St. Pierre and Miquelon St. Pierre and Miquelon

Saint Pierre and Miquelon (French: Collectivité territoriale de Saint-Pierre-et-Miquelon, French pronunciation: ​[sɛ̃ pjɛʁ e mikˈlɔ̃]) is a self-governing territorial overseas collectivity of France, situated in the northwestern Atlantic Ocean near Canada.[1] It is the only remnant of the former colonial empire of New France that remains under French control[1]. Not to be confused with the town of Saint Pierre in mainland France's department of La Réunion.

History
Artifacts belonging to First Nations have been found on Saint-Pierre. However there was no aboriginal population on the island when the first European arrived.

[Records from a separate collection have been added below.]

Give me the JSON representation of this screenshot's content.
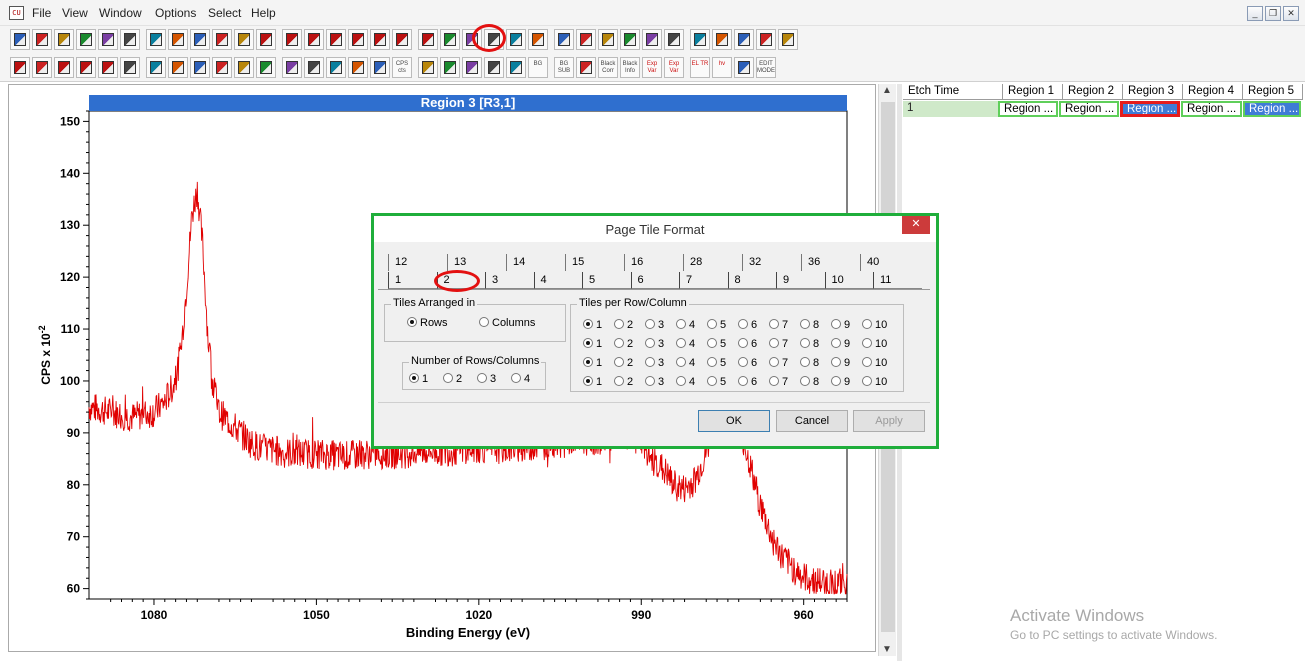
{
  "menu": {
    "app_icon": "app-icon",
    "items": [
      "File",
      "View",
      "Window",
      "Options",
      "Select",
      "Help"
    ],
    "window_controls": [
      "_",
      "❐",
      "✕"
    ]
  },
  "plot": {
    "title": "Region 3 [R3,1]",
    "xlabel": "Binding Energy (eV)",
    "ylabel": "CPS x 10",
    "ylabel_sup": "-2"
  },
  "chart_data": {
    "type": "line",
    "title": "Region 3 [R3,1]",
    "xlabel": "Binding Energy (eV)",
    "ylabel": "CPS x 10-2",
    "x_reversed": true,
    "xlim": [
      1092,
      952
    ],
    "ylim": [
      58,
      152
    ],
    "xticks": [
      1080,
      1050,
      1020,
      990,
      960
    ],
    "yticks": [
      60,
      70,
      80,
      90,
      100,
      110,
      120,
      130,
      140,
      150
    ],
    "series": [
      {
        "color": "#e00000",
        "x": [
          1092,
          1088,
          1084,
          1080,
          1078,
          1076,
          1075,
          1074,
          1073,
          1072,
          1071,
          1070,
          1069,
          1068,
          1066,
          1064,
          1062,
          1060,
          1057,
          1054,
          1050,
          1045,
          1040,
          1035,
          1030,
          1025,
          1020,
          1015,
          1010,
          1005,
          1000,
          995,
          992,
          990,
          988,
          986,
          984,
          982,
          980,
          978,
          976,
          974,
          972,
          970,
          968,
          966,
          964,
          962,
          960,
          956,
          952
        ],
        "y": [
          95,
          94,
          93,
          94,
          96,
          100,
          106,
          118,
          132,
          137,
          126,
          108,
          99,
          94,
          92,
          90,
          88,
          87,
          86.5,
          86,
          86,
          85.5,
          86,
          86,
          86.5,
          86.5,
          87,
          87,
          87.5,
          88,
          88.5,
          89,
          89.5,
          88,
          85,
          83,
          80,
          79,
          81,
          86,
          93,
          97,
          92,
          84,
          76,
          70,
          66,
          64,
          62,
          61,
          61
        ]
      }
    ]
  },
  "grid": {
    "headers": [
      "Etch Time",
      "Region 1",
      "Region 2",
      "Region 3",
      "Region 4",
      "Region 5"
    ],
    "row": [
      "1",
      "Region ...",
      "Region ...",
      "Region ...",
      "Region ...",
      "Region ..."
    ]
  },
  "activate": {
    "title": "Activate Windows",
    "subtitle": "Go to PC settings to activate Windows."
  },
  "dialog": {
    "title": "Page Tile Format",
    "close": "✕",
    "tabs_back": [
      "12",
      "13",
      "14",
      "15",
      "16",
      "28",
      "32",
      "36",
      "40"
    ],
    "tabs_front": [
      "1",
      "2",
      "3",
      "4",
      "5",
      "6",
      "7",
      "8",
      "9",
      "10",
      "11"
    ],
    "active_tab": "2",
    "arranged": {
      "label": "Tiles Arranged in",
      "options": [
        "Rows",
        "Columns"
      ],
      "selected": "Rows"
    },
    "number": {
      "label": "Number of Rows/Columns",
      "options": [
        "1",
        "2",
        "3",
        "4"
      ],
      "selected": "1"
    },
    "tiles_per": {
      "label": "Tiles per Row/Column",
      "options": [
        "1",
        "2",
        "3",
        "4",
        "5",
        "6",
        "7",
        "8",
        "9",
        "10"
      ],
      "rows_selected": [
        "1",
        "1",
        "1",
        "1"
      ]
    },
    "buttons": {
      "ok": "OK",
      "cancel": "Cancel",
      "apply": "Apply"
    }
  },
  "toolbar_icons": {
    "row1": [
      "new",
      "open",
      "open-folder",
      "save",
      "save-as",
      "copy",
      "copy-2",
      "copy-3",
      "copy-4",
      "page",
      "page-2",
      "save-red",
      "save-red-2",
      "save-red-3",
      "save-red-4",
      "save-red-5",
      "save-red-6",
      "save-red-7",
      "save-red-8",
      "notes",
      "clipboard",
      "page-tile",
      "tile-view",
      "spectrum",
      "arrow-right",
      "pencil",
      "dataset",
      "print-setup",
      "insert",
      "export",
      "briefcase",
      "tray",
      "print",
      "preview",
      "help"
    ],
    "row2": [
      "select-all",
      "copy-view",
      "red-tiles",
      "color-bar",
      "frame",
      "window",
      "shift-right",
      "shift-left",
      "shift-inward",
      "peak-up",
      "peak-down",
      "both-ways",
      "triangle",
      "caret-up",
      "caret-down",
      "marker",
      "regress",
      "cps-mode",
      "curve-fit",
      "graph",
      "bar",
      "chart-box",
      "chart-line",
      "bg",
      "bg-sub",
      "peak-fit",
      "black-corr",
      "black-info",
      "exp-var",
      "exp-var-2",
      "el-tr",
      "hv",
      "energy",
      "edit-modes"
    ],
    "row2_text": {
      "black-corr": "Black Corr",
      "black-info": "Black Info",
      "exp-var": "Exp Var",
      "exp-var-2": "Exp Var",
      "el-tr": "EL TR",
      "hv": "hv",
      "edit-modes": "EDIT MODE",
      "bg": "BG",
      "bg-sub": "BG SUB",
      "cps-mode": "CPS cts"
    }
  }
}
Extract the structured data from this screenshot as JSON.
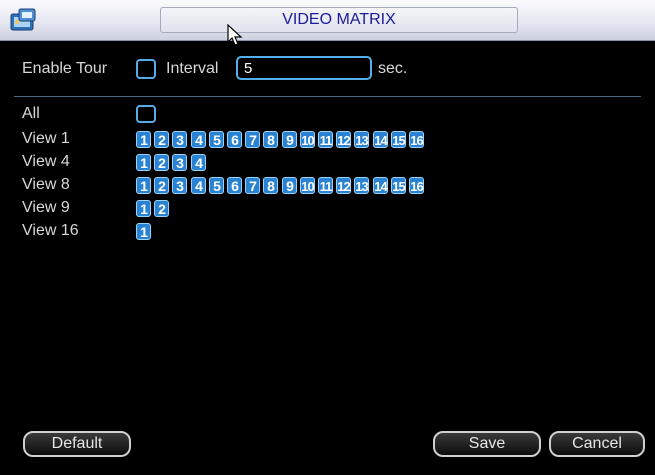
{
  "window": {
    "title": "VIDEO MATRIX"
  },
  "tour": {
    "enable_label": "Enable Tour",
    "enable_checked": false,
    "interval_label": "Interval",
    "interval_value": "5",
    "unit": "sec."
  },
  "views": {
    "all_label": "All",
    "all_checked": false,
    "rows": [
      {
        "label": "View 1",
        "numbers": [
          "1",
          "2",
          "3",
          "4",
          "5",
          "6",
          "7",
          "8",
          "9",
          "10",
          "11",
          "12",
          "13",
          "14",
          "15",
          "16"
        ]
      },
      {
        "label": "View 4",
        "numbers": [
          "1",
          "2",
          "3",
          "4"
        ]
      },
      {
        "label": "View 8",
        "numbers": [
          "1",
          "2",
          "3",
          "4",
          "5",
          "6",
          "7",
          "8",
          "9",
          "10",
          "11",
          "12",
          "13",
          "14",
          "15",
          "16"
        ]
      },
      {
        "label": "View 9",
        "numbers": [
          "1",
          "2"
        ]
      },
      {
        "label": "View 16",
        "numbers": [
          "1"
        ]
      }
    ]
  },
  "buttons": {
    "default_label": "Default",
    "save_label": "Save",
    "cancel_label": "Cancel"
  },
  "colors": {
    "background": "#000000",
    "accent_border": "#55aeea",
    "number_fill": "#2a83d2",
    "title_text": "#1a1a9a",
    "label_text": "#d8d8d8"
  },
  "icons": {
    "app": "app-icon",
    "cursor": "mouse-pointer-icon"
  }
}
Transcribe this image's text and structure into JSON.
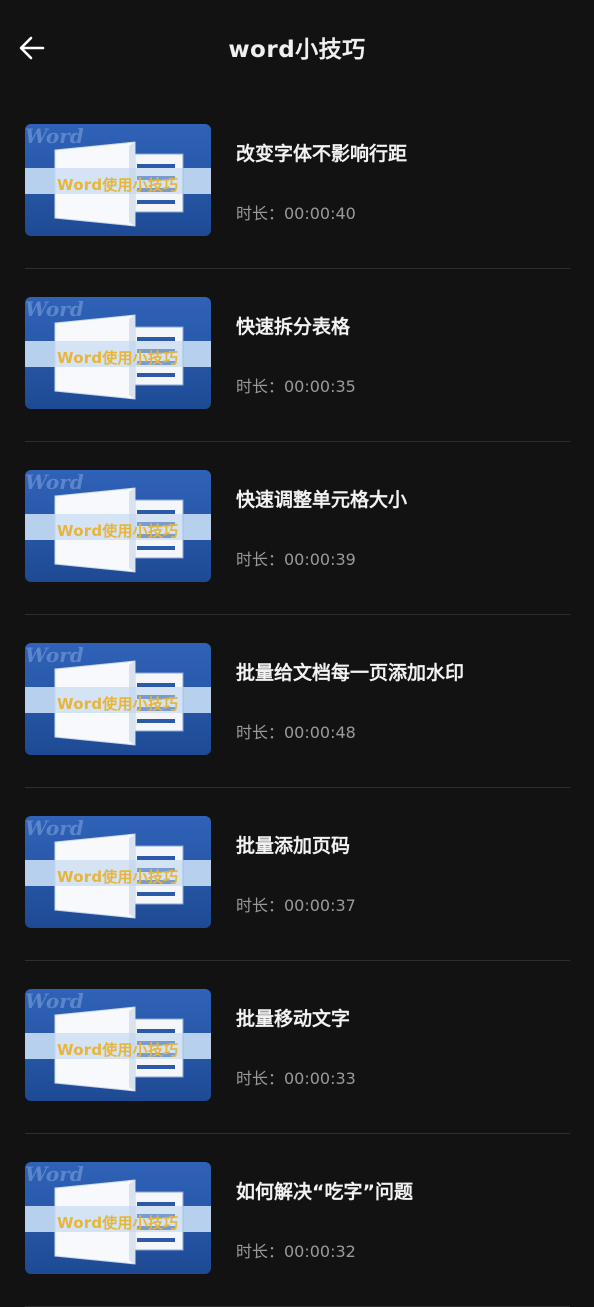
{
  "header": {
    "title": "word小技巧",
    "back_icon": "arrow-left-icon"
  },
  "thumbnail": {
    "logo_word": "Word",
    "caption": "Word使用小技巧",
    "doc_letter": "W",
    "colors": {
      "background": "#2a5aad",
      "band": "#b9d3ef",
      "caption": "#e6b53a"
    }
  },
  "items": [
    {
      "title": "改变字体不影响行距",
      "duration": "时长：00:00:40"
    },
    {
      "title": "快速拆分表格",
      "duration": "时长：00:00:35"
    },
    {
      "title": "快速调整单元格大小",
      "duration": "时长：00:00:39"
    },
    {
      "title": "批量给文档每一页添加水印",
      "duration": "时长：00:00:48"
    },
    {
      "title": "批量添加页码",
      "duration": "时长：00:00:37"
    },
    {
      "title": "批量移动文字",
      "duration": "时长：00:00:33"
    },
    {
      "title": "如何解决“吃字”问题",
      "duration": "时长：00:00:32"
    }
  ]
}
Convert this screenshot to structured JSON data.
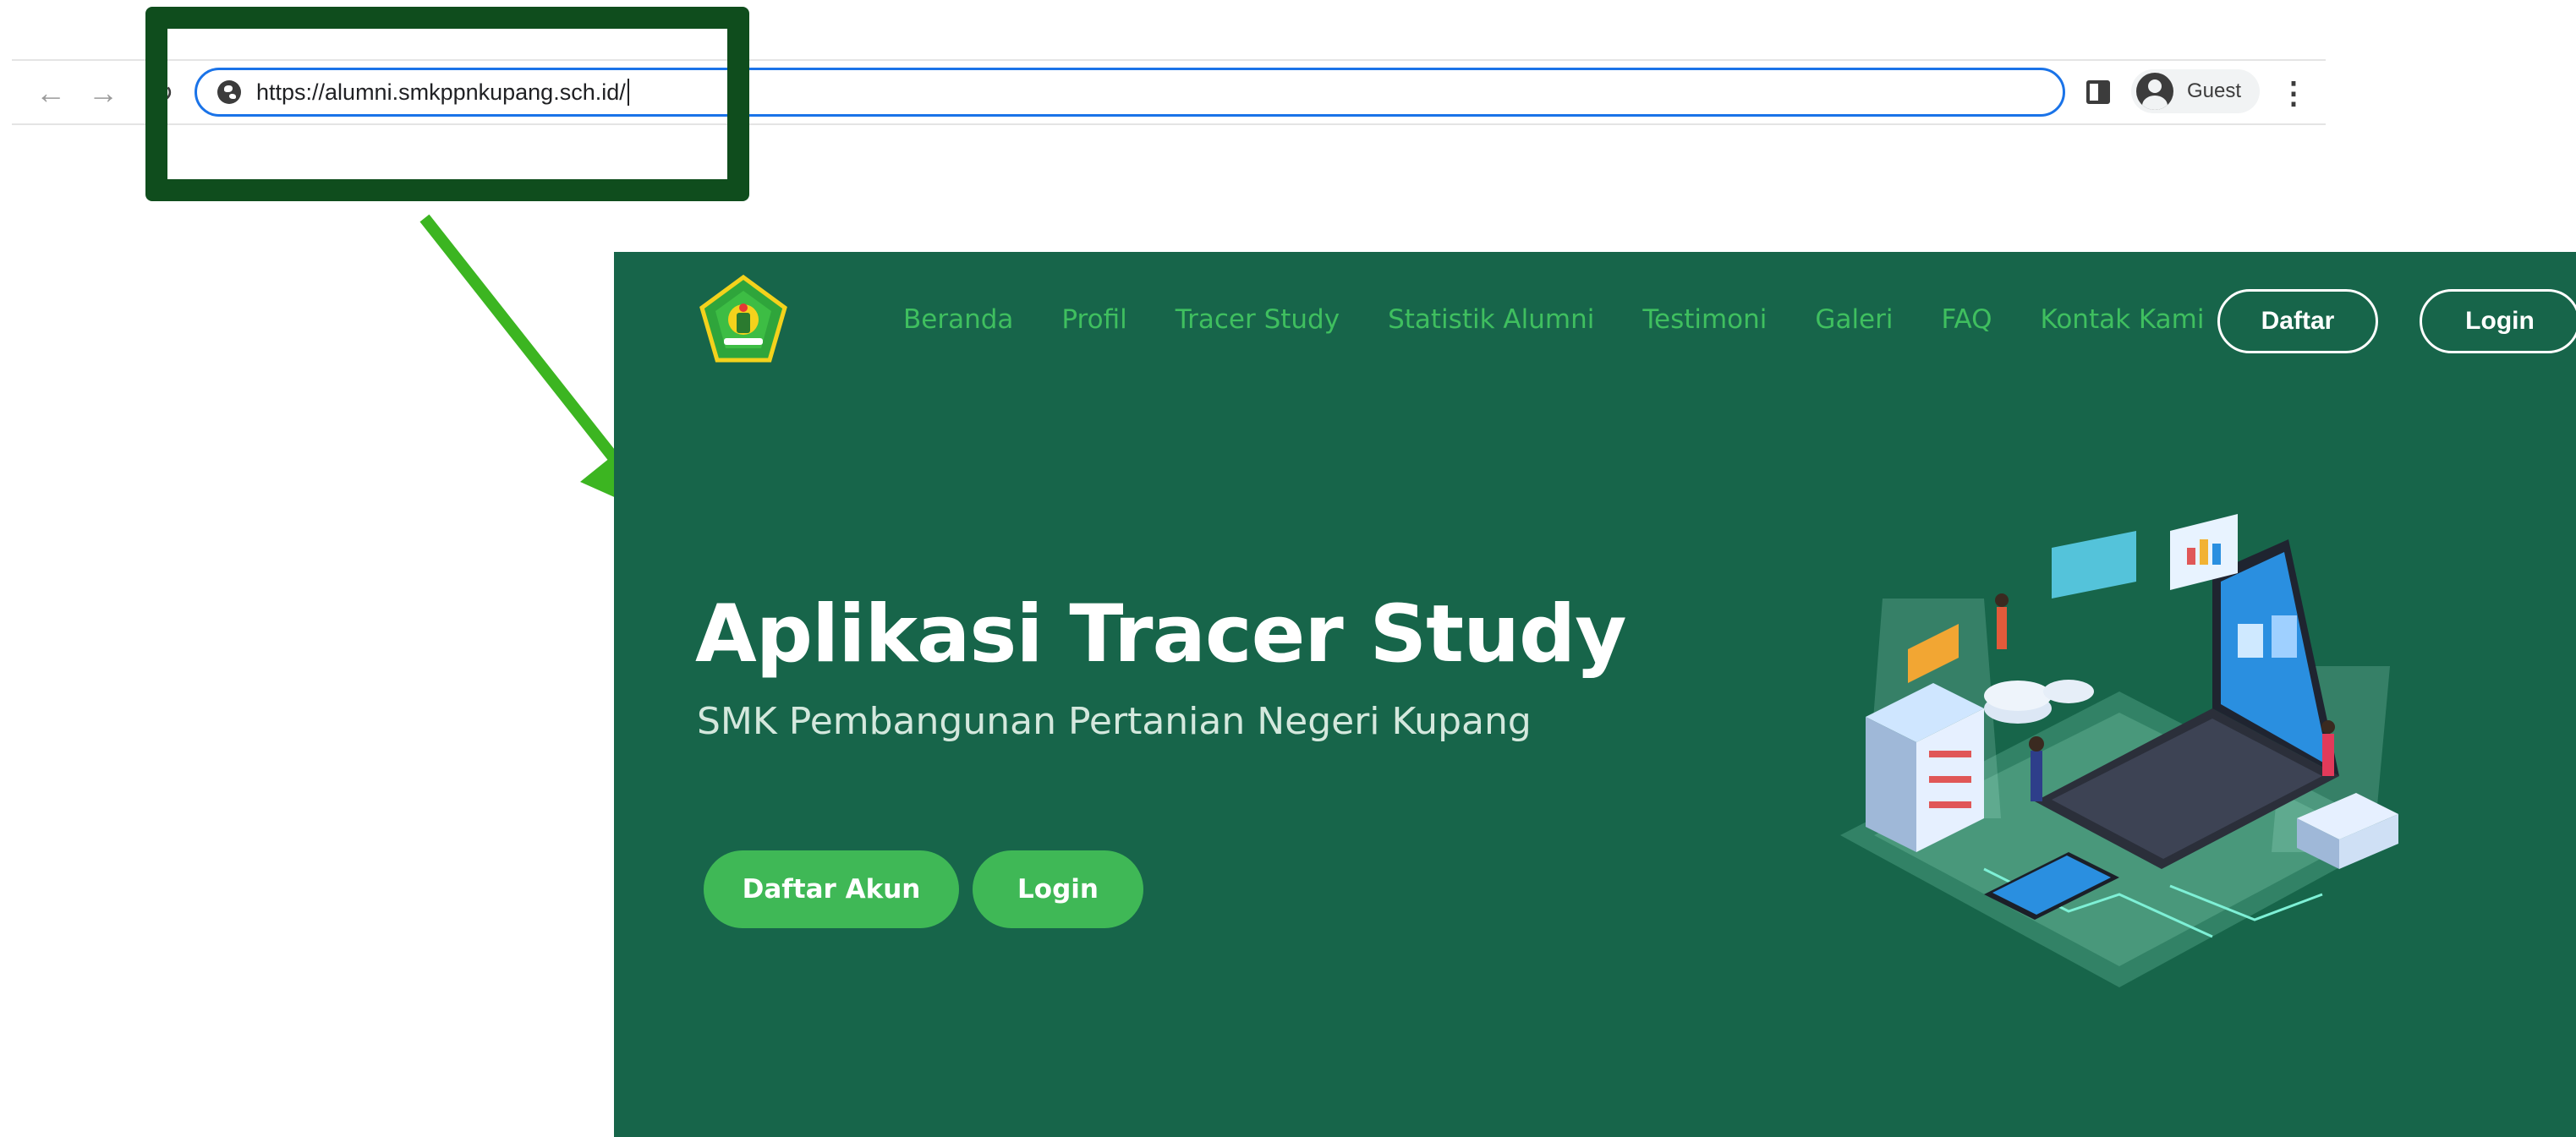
{
  "browser": {
    "url": "https://alumni.smkppnkupang.sch.id/",
    "profile_label": "Guest",
    "icons": [
      "back-arrow-icon",
      "forward-arrow-icon",
      "reload-icon",
      "globe-icon",
      "side-panel-icon",
      "avatar-icon",
      "more-menu-icon"
    ]
  },
  "annotation": {
    "highlight_color": "#0f4d1d",
    "arrow_color": "#3cb521"
  },
  "site": {
    "background": "#17654a",
    "nav": {
      "items": [
        "Beranda",
        "Profil",
        "Tracer Study",
        "Statistik Alumni",
        "Testimoni",
        "Galeri",
        "FAQ",
        "Kontak Kami"
      ],
      "daftar_label": "Daftar",
      "login_label": "Login"
    },
    "hero": {
      "title": "Aplikasi Tracer Study",
      "subtitle": "SMK Pembangunan Pertanian Negeri Kupang",
      "daftar_akun_label": "Daftar Akun",
      "login_label": "Login"
    },
    "accent": "#3fb856"
  }
}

The first European discovery of Saint-Pierre and Miquelon was on 21 October 1520, by the Portuguese João Álvares Fagundes, who bestowed on them their original name of "Islands of the 11,000 Virgins", as the day marked the feast day of St. Ursula and her virgin companions.[12] They were made a French possession in 1536 by Jacques Cartier on behalf of the King of France.[13] Though already frequented by Micmac Natives[14] and Basque and Breton fishermen,[13] the islands were not permanently settled until the end of the 17th century: four permanent inhabitants were counted in 1670, and 22 in 1691.

Geography
Located in the heart of the Grand Banks in the North Atlantic, 25 kilometres (16 mi) southwest of Newfoundland, the archipelago of Saint Pierre and Miquelon is composed of eight islands, totalling 242 square kilometres (93 sq mi), of which only two are inhabited.[34] The islands are bare and rocky, with steep coasts, and only a thin layer of peat to soften the hard landscape.

Saint Pierre Island, whose area is smaller, 26 square kilometres (10 sq mi), is the most populous and the commercial and administrative center of the archipelago. A new airport has been in operation since 1999 and is capable of accommodating long-haul flights from metropolitan France.

Economy
The inhabitants have traditionally earned their livelihood by fishing and by servicing fishing fleets operating off the coast of Newfoundland.[1] The climate and the small amount of available land hardly favour activity such as farming and livestock (weather conditions are severe, which confines the growing season to a few weeks, and the soil contains significant peat and clay and is largely infertile).[38] Since 1992, the economy has been in steep decline, following the depletion of fish stocks, the limitation of fishing areas and the ban imposed on all cod fishing by the Canadian Government.

Culture

Every year in the summer there is a Basque Festival, with demonstrations of harrijasotzaile (stone heaving), aizkolari (lumberjack skills), and pelota.[50] The local cuisine is mostly based on seafood such as lobster, snow crab, cod, mussels and many cod-based dishes.[51]
Ice hockey is very popular in Saint-Pierre and Miquelon, with local teams often competing in Newfoundland-based leagues. Several players from the islands have played on French teams and even participated on the French national ice hockey team in the Olympics.
Street names are not commonly used on the islands. Directions and locations are commonly given using nicknames and the names of nearby residents.

Saint Pierre and Miquelon Tourist Attractions

  • Pointe aux Canons Battery Forts
  • Saint Pierre Cathedral Churches
  • Miquelon Island
  • Saint Pierre
  • Stade John Girardin
  • Miquelon Airport